* Problem statement *
Write out every record again, exactly.

[Excerpts from an interface dataset]
++++++++++

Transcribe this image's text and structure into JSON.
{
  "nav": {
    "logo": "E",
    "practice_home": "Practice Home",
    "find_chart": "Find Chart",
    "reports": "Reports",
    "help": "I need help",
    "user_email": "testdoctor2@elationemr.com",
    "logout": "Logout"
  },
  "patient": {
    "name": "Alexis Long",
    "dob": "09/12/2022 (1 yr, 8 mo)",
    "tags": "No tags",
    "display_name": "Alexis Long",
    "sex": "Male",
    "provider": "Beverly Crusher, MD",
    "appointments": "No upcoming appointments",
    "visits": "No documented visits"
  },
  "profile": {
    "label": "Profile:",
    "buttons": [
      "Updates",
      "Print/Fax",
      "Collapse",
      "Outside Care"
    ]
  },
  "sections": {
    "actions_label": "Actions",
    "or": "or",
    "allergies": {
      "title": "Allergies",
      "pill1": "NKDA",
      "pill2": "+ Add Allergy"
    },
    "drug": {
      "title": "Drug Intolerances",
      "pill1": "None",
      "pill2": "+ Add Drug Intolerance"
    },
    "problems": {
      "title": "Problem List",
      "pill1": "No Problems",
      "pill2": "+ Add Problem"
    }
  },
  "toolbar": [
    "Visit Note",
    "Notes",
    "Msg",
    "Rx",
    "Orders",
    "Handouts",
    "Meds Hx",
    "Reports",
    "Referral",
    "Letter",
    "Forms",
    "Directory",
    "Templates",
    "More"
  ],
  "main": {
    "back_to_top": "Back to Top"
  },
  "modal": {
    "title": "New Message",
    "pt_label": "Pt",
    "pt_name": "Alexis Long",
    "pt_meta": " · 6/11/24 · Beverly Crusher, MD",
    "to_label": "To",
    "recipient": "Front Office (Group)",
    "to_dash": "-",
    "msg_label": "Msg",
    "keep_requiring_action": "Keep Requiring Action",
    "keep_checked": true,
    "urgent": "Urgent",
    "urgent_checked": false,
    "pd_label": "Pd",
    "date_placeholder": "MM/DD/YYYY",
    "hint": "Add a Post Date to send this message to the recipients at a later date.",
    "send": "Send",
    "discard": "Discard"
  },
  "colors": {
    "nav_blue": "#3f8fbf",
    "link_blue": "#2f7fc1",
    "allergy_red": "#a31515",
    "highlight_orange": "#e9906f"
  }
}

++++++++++

* Output *
Transcribe this image's text and structure into JSON.
{
  "nav": {
    "logo": "E",
    "practice_home": "Practice Home",
    "find_chart": "Find Chart",
    "reports": "Reports",
    "help": "I need help",
    "user_email": "testdoctor2@elationemr.com",
    "logout": "Logout"
  },
  "patient": {
    "name": "Alexis Long",
    "dob": "09/12/2022 (1 yr, 8 mo)",
    "tags": "No tags",
    "display_name": "Alexis Long",
    "sex": "Male",
    "provider": "Beverly Crusher, MD",
    "appointments": "No upcoming appointments",
    "visits": "No documented visits"
  },
  "profile": {
    "label": "Profile:",
    "buttons": [
      "Updates",
      "Print/Fax",
      "Collapse",
      "Outside Care"
    ]
  },
  "sections": {
    "actions_label": "Actions",
    "or": "or",
    "allergies": {
      "title": "Allergies",
      "pill1": "NKDA",
      "pill2": "+ Add Allergy"
    },
    "drug": {
      "title": "Drug Intolerances",
      "pill1": "None",
      "pill2": "+ Add Drug Intolerance"
    },
    "problems": {
      "title": "Problem List",
      "pill1": "No Problems",
      "pill2": "+ Add Problem"
    }
  },
  "toolbar": [
    "Visit Note",
    "Notes",
    "Msg",
    "Rx",
    "Orders",
    "Handouts",
    "Meds Hx",
    "Reports",
    "Referral",
    "Letter",
    "Forms",
    "Directory",
    "Templates",
    "More"
  ],
  "main": {
    "back_to_top": "Back to Top"
  },
  "modal": {
    "title": "New Message",
    "pt_label": "Pt",
    "pt_name": "Alexis Long",
    "pt_meta": " · 6/11/24 · Beverly Crusher, MD",
    "to_label": "To",
    "recipient": "Front Office (Group)",
    "to_dash": "-",
    "msg_label": "Msg",
    "keep_requiring_action": "Keep Requiring Action",
    "keep_checked": true,
    "urgent": "Urgent",
    "urgent_checked": false,
    "pd_label": "Pd",
    "date_placeholder": "MM/DD/YYYY",
    "hint": "Add a Post Date to send this message to the recipients at a later date.",
    "send": "Send",
    "discard": "Discard"
  },
  "colors": {
    "nav_blue": "#3f8fbf",
    "link_blue": "#2f7fc1",
    "allergy_red": "#a31515",
    "highlight_orange": "#e9906f"
  }
}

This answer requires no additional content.